Extracted records:

────────────────────────────────────────

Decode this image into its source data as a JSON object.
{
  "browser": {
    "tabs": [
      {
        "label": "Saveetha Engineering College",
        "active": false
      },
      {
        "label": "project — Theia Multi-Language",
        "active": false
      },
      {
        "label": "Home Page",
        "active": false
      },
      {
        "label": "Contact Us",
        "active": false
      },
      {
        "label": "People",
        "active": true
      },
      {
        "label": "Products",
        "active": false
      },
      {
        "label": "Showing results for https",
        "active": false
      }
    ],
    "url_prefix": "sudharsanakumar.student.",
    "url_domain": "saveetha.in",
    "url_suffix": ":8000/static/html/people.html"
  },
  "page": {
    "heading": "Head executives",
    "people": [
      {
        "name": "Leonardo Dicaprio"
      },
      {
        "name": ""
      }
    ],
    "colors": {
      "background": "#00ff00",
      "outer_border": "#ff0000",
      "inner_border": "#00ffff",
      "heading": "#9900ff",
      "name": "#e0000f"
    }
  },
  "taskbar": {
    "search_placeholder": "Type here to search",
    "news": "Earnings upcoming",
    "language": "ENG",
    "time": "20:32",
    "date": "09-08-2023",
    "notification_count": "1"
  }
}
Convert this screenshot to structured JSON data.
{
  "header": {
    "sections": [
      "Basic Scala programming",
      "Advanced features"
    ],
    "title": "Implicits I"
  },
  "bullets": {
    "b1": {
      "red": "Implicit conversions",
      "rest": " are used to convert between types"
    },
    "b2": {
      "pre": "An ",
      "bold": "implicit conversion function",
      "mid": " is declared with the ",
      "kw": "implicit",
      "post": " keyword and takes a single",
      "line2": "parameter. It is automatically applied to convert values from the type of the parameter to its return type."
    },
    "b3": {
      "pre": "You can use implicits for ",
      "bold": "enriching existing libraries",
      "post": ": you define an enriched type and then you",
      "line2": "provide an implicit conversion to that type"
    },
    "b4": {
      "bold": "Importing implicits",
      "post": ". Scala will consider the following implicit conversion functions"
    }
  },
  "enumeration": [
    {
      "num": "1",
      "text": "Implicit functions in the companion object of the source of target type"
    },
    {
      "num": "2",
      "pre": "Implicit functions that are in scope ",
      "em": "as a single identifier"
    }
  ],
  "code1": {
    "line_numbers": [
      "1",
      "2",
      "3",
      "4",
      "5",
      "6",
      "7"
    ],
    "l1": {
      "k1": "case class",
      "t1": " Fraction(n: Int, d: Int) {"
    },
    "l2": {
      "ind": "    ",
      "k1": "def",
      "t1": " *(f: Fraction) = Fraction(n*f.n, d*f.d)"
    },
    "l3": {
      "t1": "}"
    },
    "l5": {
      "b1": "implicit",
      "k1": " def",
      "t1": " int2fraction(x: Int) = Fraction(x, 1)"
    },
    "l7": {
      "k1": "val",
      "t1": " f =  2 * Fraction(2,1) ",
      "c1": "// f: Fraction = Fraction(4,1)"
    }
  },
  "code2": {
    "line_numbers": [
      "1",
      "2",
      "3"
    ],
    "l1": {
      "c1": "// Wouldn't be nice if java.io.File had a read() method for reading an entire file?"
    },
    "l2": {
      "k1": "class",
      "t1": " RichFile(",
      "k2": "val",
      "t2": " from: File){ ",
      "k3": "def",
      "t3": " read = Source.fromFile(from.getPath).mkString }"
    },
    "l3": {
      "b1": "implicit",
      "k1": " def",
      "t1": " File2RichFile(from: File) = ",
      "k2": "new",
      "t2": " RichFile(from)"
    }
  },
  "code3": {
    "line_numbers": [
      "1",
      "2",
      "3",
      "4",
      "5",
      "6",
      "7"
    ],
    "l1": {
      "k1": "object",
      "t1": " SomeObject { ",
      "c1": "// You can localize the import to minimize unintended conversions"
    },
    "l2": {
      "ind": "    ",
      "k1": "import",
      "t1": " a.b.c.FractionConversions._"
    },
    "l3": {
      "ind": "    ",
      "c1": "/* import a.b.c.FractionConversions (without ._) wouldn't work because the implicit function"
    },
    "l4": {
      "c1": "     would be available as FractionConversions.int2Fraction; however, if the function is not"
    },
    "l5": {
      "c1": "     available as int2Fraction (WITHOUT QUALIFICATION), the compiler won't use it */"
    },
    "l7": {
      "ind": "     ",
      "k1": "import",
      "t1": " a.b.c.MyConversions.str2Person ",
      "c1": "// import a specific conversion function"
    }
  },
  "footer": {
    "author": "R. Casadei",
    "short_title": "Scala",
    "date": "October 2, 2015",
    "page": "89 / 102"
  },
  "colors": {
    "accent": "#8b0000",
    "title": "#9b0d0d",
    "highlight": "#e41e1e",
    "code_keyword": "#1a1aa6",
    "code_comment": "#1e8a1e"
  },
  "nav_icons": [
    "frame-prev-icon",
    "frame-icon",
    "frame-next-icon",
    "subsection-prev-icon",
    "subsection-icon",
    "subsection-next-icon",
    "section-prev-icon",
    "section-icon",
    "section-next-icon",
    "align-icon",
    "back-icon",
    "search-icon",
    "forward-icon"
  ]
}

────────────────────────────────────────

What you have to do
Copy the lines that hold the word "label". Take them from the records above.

Solution to the problem
        "label": "Saveetha Engineering College",
        "label": "project — Theia Multi-Language",
        "label": "Home Page",
        "label": "Contact Us",
        "label": "People",
        "label": "Products",
        "label": "Showing results for https",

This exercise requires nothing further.